The monetary union dimension of the euro area has potentially deep implications for the transmission of shocks originating in the euro area or abroad. Spillovers related to changes in relative prices and to the common monetary policy can be sizeable, and, as a consequence, call for appropriate stabilization policy measures. This paper has outlined a model, EAGLE, aimed at analyzing these issues. Its large scale, jointly with its microfoundations, allows to properly analyze the spillovers in the euro area and to conduct a quantitative analysis in a theoretically coherent and fully consistent model setup. Specifically, in this paper we have simulated EAGLE to assess the impact of reducing firms' social contributions in the euro area.

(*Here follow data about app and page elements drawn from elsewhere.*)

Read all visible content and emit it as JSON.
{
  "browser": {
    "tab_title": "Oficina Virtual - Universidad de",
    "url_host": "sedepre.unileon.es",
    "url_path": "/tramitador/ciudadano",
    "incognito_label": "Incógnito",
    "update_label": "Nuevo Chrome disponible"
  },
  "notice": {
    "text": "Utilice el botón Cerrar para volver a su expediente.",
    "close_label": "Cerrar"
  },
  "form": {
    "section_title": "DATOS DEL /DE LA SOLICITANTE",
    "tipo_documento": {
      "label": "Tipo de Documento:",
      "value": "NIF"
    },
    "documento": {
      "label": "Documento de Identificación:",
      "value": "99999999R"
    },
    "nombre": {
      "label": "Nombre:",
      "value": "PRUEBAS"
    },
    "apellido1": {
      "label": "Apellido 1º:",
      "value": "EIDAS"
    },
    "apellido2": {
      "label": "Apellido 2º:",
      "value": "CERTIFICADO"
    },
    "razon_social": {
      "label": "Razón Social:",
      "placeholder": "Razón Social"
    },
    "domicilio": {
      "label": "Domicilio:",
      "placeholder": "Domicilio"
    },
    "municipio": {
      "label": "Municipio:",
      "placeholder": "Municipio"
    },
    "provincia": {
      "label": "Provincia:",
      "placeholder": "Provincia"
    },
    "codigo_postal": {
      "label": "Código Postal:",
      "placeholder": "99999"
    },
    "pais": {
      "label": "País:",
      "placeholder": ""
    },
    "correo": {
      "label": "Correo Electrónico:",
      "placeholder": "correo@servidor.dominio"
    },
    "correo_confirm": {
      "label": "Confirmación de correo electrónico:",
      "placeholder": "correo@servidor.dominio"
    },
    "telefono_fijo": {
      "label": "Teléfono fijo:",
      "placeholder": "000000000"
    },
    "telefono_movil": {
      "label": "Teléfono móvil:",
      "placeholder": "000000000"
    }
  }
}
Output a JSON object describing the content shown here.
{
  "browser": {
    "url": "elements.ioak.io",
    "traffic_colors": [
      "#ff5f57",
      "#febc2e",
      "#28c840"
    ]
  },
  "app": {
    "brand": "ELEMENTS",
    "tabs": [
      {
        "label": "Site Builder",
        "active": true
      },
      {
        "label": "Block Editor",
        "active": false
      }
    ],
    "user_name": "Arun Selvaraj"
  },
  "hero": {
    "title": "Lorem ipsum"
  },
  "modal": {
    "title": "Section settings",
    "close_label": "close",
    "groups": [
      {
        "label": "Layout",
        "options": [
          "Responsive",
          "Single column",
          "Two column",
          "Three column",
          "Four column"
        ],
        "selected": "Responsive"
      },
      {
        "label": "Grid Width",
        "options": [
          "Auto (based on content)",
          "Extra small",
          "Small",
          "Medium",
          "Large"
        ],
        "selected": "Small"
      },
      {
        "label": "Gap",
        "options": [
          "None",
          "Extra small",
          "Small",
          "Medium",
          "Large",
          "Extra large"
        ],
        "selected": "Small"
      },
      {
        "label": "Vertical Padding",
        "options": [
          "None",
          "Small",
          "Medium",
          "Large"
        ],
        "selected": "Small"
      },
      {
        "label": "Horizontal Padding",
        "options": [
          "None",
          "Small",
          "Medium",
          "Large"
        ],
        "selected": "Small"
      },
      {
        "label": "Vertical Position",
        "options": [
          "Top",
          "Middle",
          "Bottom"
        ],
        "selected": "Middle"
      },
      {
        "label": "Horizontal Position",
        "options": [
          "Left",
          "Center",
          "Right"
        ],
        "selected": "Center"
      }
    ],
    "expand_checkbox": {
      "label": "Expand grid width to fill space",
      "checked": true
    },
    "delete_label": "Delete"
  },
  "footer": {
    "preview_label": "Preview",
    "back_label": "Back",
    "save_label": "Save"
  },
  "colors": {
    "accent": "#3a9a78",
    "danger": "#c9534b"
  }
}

The effects, in particular on output and hours worked, are positive and sizeable, both domestically and cross-country. The effects are more evenly distributed across the euro area regions when the reforms are implemented simultaneously in each region. It would be of great interest to assess the macroeconomic impact of labor tax cuts not only in presence of nominal rigidities, as we do in this paper, but also when real rigidities characterize the labor market. As such, introducing searching frictions in the model and calibrate them to the euro area countries is the next step in the research agenda.